WHAT YOU HAVE TO DO:
Leave every image out, and print the remaining lines below exactly.

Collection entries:

>>>

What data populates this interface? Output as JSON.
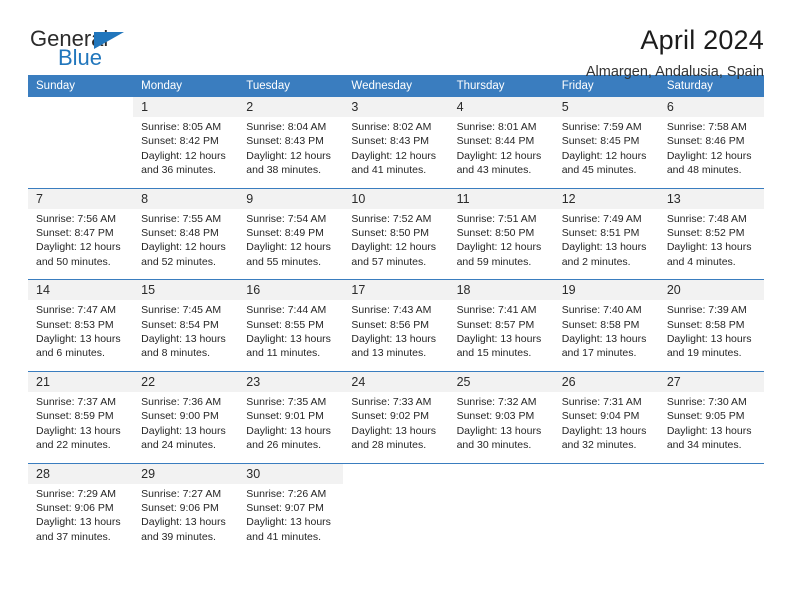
{
  "brand": {
    "word1": "General",
    "word2": "Blue",
    "triangle_color": "#2176bc"
  },
  "header": {
    "title": "April 2024",
    "subtitle": "Almargen, Andalusia, Spain"
  },
  "theme": {
    "header_blue": "#3a7dbf",
    "daynum_band": "#f2f2f2",
    "text": "#262626"
  },
  "weekdays": [
    "Sunday",
    "Monday",
    "Tuesday",
    "Wednesday",
    "Thursday",
    "Friday",
    "Saturday"
  ],
  "weeks": [
    [
      {
        "day": "",
        "lines": []
      },
      {
        "day": "1",
        "lines": [
          "Sunrise: 8:05 AM",
          "Sunset: 8:42 PM",
          "Daylight: 12 hours",
          "and 36 minutes."
        ]
      },
      {
        "day": "2",
        "lines": [
          "Sunrise: 8:04 AM",
          "Sunset: 8:43 PM",
          "Daylight: 12 hours",
          "and 38 minutes."
        ]
      },
      {
        "day": "3",
        "lines": [
          "Sunrise: 8:02 AM",
          "Sunset: 8:43 PM",
          "Daylight: 12 hours",
          "and 41 minutes."
        ]
      },
      {
        "day": "4",
        "lines": [
          "Sunrise: 8:01 AM",
          "Sunset: 8:44 PM",
          "Daylight: 12 hours",
          "and 43 minutes."
        ]
      },
      {
        "day": "5",
        "lines": [
          "Sunrise: 7:59 AM",
          "Sunset: 8:45 PM",
          "Daylight: 12 hours",
          "and 45 minutes."
        ]
      },
      {
        "day": "6",
        "lines": [
          "Sunrise: 7:58 AM",
          "Sunset: 8:46 PM",
          "Daylight: 12 hours",
          "and 48 minutes."
        ]
      }
    ],
    [
      {
        "day": "7",
        "lines": [
          "Sunrise: 7:56 AM",
          "Sunset: 8:47 PM",
          "Daylight: 12 hours",
          "and 50 minutes."
        ]
      },
      {
        "day": "8",
        "lines": [
          "Sunrise: 7:55 AM",
          "Sunset: 8:48 PM",
          "Daylight: 12 hours",
          "and 52 minutes."
        ]
      },
      {
        "day": "9",
        "lines": [
          "Sunrise: 7:54 AM",
          "Sunset: 8:49 PM",
          "Daylight: 12 hours",
          "and 55 minutes."
        ]
      },
      {
        "day": "10",
        "lines": [
          "Sunrise: 7:52 AM",
          "Sunset: 8:50 PM",
          "Daylight: 12 hours",
          "and 57 minutes."
        ]
      },
      {
        "day": "11",
        "lines": [
          "Sunrise: 7:51 AM",
          "Sunset: 8:50 PM",
          "Daylight: 12 hours",
          "and 59 minutes."
        ]
      },
      {
        "day": "12",
        "lines": [
          "Sunrise: 7:49 AM",
          "Sunset: 8:51 PM",
          "Daylight: 13 hours",
          "and 2 minutes."
        ]
      },
      {
        "day": "13",
        "lines": [
          "Sunrise: 7:48 AM",
          "Sunset: 8:52 PM",
          "Daylight: 13 hours",
          "and 4 minutes."
        ]
      }
    ],
    [
      {
        "day": "14",
        "lines": [
          "Sunrise: 7:47 AM",
          "Sunset: 8:53 PM",
          "Daylight: 13 hours",
          "and 6 minutes."
        ]
      },
      {
        "day": "15",
        "lines": [
          "Sunrise: 7:45 AM",
          "Sunset: 8:54 PM",
          "Daylight: 13 hours",
          "and 8 minutes."
        ]
      },
      {
        "day": "16",
        "lines": [
          "Sunrise: 7:44 AM",
          "Sunset: 8:55 PM",
          "Daylight: 13 hours",
          "and 11 minutes."
        ]
      },
      {
        "day": "17",
        "lines": [
          "Sunrise: 7:43 AM",
          "Sunset: 8:56 PM",
          "Daylight: 13 hours",
          "and 13 minutes."
        ]
      },
      {
        "day": "18",
        "lines": [
          "Sunrise: 7:41 AM",
          "Sunset: 8:57 PM",
          "Daylight: 13 hours",
          "and 15 minutes."
        ]
      },
      {
        "day": "19",
        "lines": [
          "Sunrise: 7:40 AM",
          "Sunset: 8:58 PM",
          "Daylight: 13 hours",
          "and 17 minutes."
        ]
      },
      {
        "day": "20",
        "lines": [
          "Sunrise: 7:39 AM",
          "Sunset: 8:58 PM",
          "Daylight: 13 hours",
          "and 19 minutes."
        ]
      }
    ],
    [
      {
        "day": "21",
        "lines": [
          "Sunrise: 7:37 AM",
          "Sunset: 8:59 PM",
          "Daylight: 13 hours",
          "and 22 minutes."
        ]
      },
      {
        "day": "22",
        "lines": [
          "Sunrise: 7:36 AM",
          "Sunset: 9:00 PM",
          "Daylight: 13 hours",
          "and 24 minutes."
        ]
      },
      {
        "day": "23",
        "lines": [
          "Sunrise: 7:35 AM",
          "Sunset: 9:01 PM",
          "Daylight: 13 hours",
          "and 26 minutes."
        ]
      },
      {
        "day": "24",
        "lines": [
          "Sunrise: 7:33 AM",
          "Sunset: 9:02 PM",
          "Daylight: 13 hours",
          "and 28 minutes."
        ]
      },
      {
        "day": "25",
        "lines": [
          "Sunrise: 7:32 AM",
          "Sunset: 9:03 PM",
          "Daylight: 13 hours",
          "and 30 minutes."
        ]
      },
      {
        "day": "26",
        "lines": [
          "Sunrise: 7:31 AM",
          "Sunset: 9:04 PM",
          "Daylight: 13 hours",
          "and 32 minutes."
        ]
      },
      {
        "day": "27",
        "lines": [
          "Sunrise: 7:30 AM",
          "Sunset: 9:05 PM",
          "Daylight: 13 hours",
          "and 34 minutes."
        ]
      }
    ],
    [
      {
        "day": "28",
        "lines": [
          "Sunrise: 7:29 AM",
          "Sunset: 9:06 PM",
          "Daylight: 13 hours",
          "and 37 minutes."
        ]
      },
      {
        "day": "29",
        "lines": [
          "Sunrise: 7:27 AM",
          "Sunset: 9:06 PM",
          "Daylight: 13 hours",
          "and 39 minutes."
        ]
      },
      {
        "day": "30",
        "lines": [
          "Sunrise: 7:26 AM",
          "Sunset: 9:07 PM",
          "Daylight: 13 hours",
          "and 41 minutes."
        ]
      },
      {
        "day": "",
        "lines": []
      },
      {
        "day": "",
        "lines": []
      },
      {
        "day": "",
        "lines": []
      },
      {
        "day": "",
        "lines": []
      }
    ]
  ]
}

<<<

ANSWER SECTION:
What data populates this interface? Output as JSON.
{
  "brand": {
    "word1": "General",
    "word2": "Blue",
    "triangle_color": "#2176bc"
  },
  "header": {
    "title": "April 2024",
    "subtitle": "Almargen, Andalusia, Spain"
  },
  "theme": {
    "header_blue": "#3a7dbf",
    "daynum_band": "#f2f2f2",
    "text": "#262626"
  },
  "weekdays": [
    "Sunday",
    "Monday",
    "Tuesday",
    "Wednesday",
    "Thursday",
    "Friday",
    "Saturday"
  ],
  "weeks": [
    [
      {
        "day": "",
        "lines": []
      },
      {
        "day": "1",
        "lines": [
          "Sunrise: 8:05 AM",
          "Sunset: 8:42 PM",
          "Daylight: 12 hours",
          "and 36 minutes."
        ]
      },
      {
        "day": "2",
        "lines": [
          "Sunrise: 8:04 AM",
          "Sunset: 8:43 PM",
          "Daylight: 12 hours",
          "and 38 minutes."
        ]
      },
      {
        "day": "3",
        "lines": [
          "Sunrise: 8:02 AM",
          "Sunset: 8:43 PM",
          "Daylight: 12 hours",
          "and 41 minutes."
        ]
      },
      {
        "day": "4",
        "lines": [
          "Sunrise: 8:01 AM",
          "Sunset: 8:44 PM",
          "Daylight: 12 hours",
          "and 43 minutes."
        ]
      },
      {
        "day": "5",
        "lines": [
          "Sunrise: 7:59 AM",
          "Sunset: 8:45 PM",
          "Daylight: 12 hours",
          "and 45 minutes."
        ]
      },
      {
        "day": "6",
        "lines": [
          "Sunrise: 7:58 AM",
          "Sunset: 8:46 PM",
          "Daylight: 12 hours",
          "and 48 minutes."
        ]
      }
    ],
    [
      {
        "day": "7",
        "lines": [
          "Sunrise: 7:56 AM",
          "Sunset: 8:47 PM",
          "Daylight: 12 hours",
          "and 50 minutes."
        ]
      },
      {
        "day": "8",
        "lines": [
          "Sunrise: 7:55 AM",
          "Sunset: 8:48 PM",
          "Daylight: 12 hours",
          "and 52 minutes."
        ]
      },
      {
        "day": "9",
        "lines": [
          "Sunrise: 7:54 AM",
          "Sunset: 8:49 PM",
          "Daylight: 12 hours",
          "and 55 minutes."
        ]
      },
      {
        "day": "10",
        "lines": [
          "Sunrise: 7:52 AM",
          "Sunset: 8:50 PM",
          "Daylight: 12 hours",
          "and 57 minutes."
        ]
      },
      {
        "day": "11",
        "lines": [
          "Sunrise: 7:51 AM",
          "Sunset: 8:50 PM",
          "Daylight: 12 hours",
          "and 59 minutes."
        ]
      },
      {
        "day": "12",
        "lines": [
          "Sunrise: 7:49 AM",
          "Sunset: 8:51 PM",
          "Daylight: 13 hours",
          "and 2 minutes."
        ]
      },
      {
        "day": "13",
        "lines": [
          "Sunrise: 7:48 AM",
          "Sunset: 8:52 PM",
          "Daylight: 13 hours",
          "and 4 minutes."
        ]
      }
    ],
    [
      {
        "day": "14",
        "lines": [
          "Sunrise: 7:47 AM",
          "Sunset: 8:53 PM",
          "Daylight: 13 hours",
          "and 6 minutes."
        ]
      },
      {
        "day": "15",
        "lines": [
          "Sunrise: 7:45 AM",
          "Sunset: 8:54 PM",
          "Daylight: 13 hours",
          "and 8 minutes."
        ]
      },
      {
        "day": "16",
        "lines": [
          "Sunrise: 7:44 AM",
          "Sunset: 8:55 PM",
          "Daylight: 13 hours",
          "and 11 minutes."
        ]
      },
      {
        "day": "17",
        "lines": [
          "Sunrise: 7:43 AM",
          "Sunset: 8:56 PM",
          "Daylight: 13 hours",
          "and 13 minutes."
        ]
      },
      {
        "day": "18",
        "lines": [
          "Sunrise: 7:41 AM",
          "Sunset: 8:57 PM",
          "Daylight: 13 hours",
          "and 15 minutes."
        ]
      },
      {
        "day": "19",
        "lines": [
          "Sunrise: 7:40 AM",
          "Sunset: 8:58 PM",
          "Daylight: 13 hours",
          "and 17 minutes."
        ]
      },
      {
        "day": "20",
        "lines": [
          "Sunrise: 7:39 AM",
          "Sunset: 8:58 PM",
          "Daylight: 13 hours",
          "and 19 minutes."
        ]
      }
    ],
    [
      {
        "day": "21",
        "lines": [
          "Sunrise: 7:37 AM",
          "Sunset: 8:59 PM",
          "Daylight: 13 hours",
          "and 22 minutes."
        ]
      },
      {
        "day": "22",
        "lines": [
          "Sunrise: 7:36 AM",
          "Sunset: 9:00 PM",
          "Daylight: 13 hours",
          "and 24 minutes."
        ]
      },
      {
        "day": "23",
        "lines": [
          "Sunrise: 7:35 AM",
          "Sunset: 9:01 PM",
          "Daylight: 13 hours",
          "and 26 minutes."
        ]
      },
      {
        "day": "24",
        "lines": [
          "Sunrise: 7:33 AM",
          "Sunset: 9:02 PM",
          "Daylight: 13 hours",
          "and 28 minutes."
        ]
      },
      {
        "day": "25",
        "lines": [
          "Sunrise: 7:32 AM",
          "Sunset: 9:03 PM",
          "Daylight: 13 hours",
          "and 30 minutes."
        ]
      },
      {
        "day": "26",
        "lines": [
          "Sunrise: 7:31 AM",
          "Sunset: 9:04 PM",
          "Daylight: 13 hours",
          "and 32 minutes."
        ]
      },
      {
        "day": "27",
        "lines": [
          "Sunrise: 7:30 AM",
          "Sunset: 9:05 PM",
          "Daylight: 13 hours",
          "and 34 minutes."
        ]
      }
    ],
    [
      {
        "day": "28",
        "lines": [
          "Sunrise: 7:29 AM",
          "Sunset: 9:06 PM",
          "Daylight: 13 hours",
          "and 37 minutes."
        ]
      },
      {
        "day": "29",
        "lines": [
          "Sunrise: 7:27 AM",
          "Sunset: 9:06 PM",
          "Daylight: 13 hours",
          "and 39 minutes."
        ]
      },
      {
        "day": "30",
        "lines": [
          "Sunrise: 7:26 AM",
          "Sunset: 9:07 PM",
          "Daylight: 13 hours",
          "and 41 minutes."
        ]
      },
      {
        "day": "",
        "lines": []
      },
      {
        "day": "",
        "lines": []
      },
      {
        "day": "",
        "lines": []
      },
      {
        "day": "",
        "lines": []
      }
    ]
  ]
}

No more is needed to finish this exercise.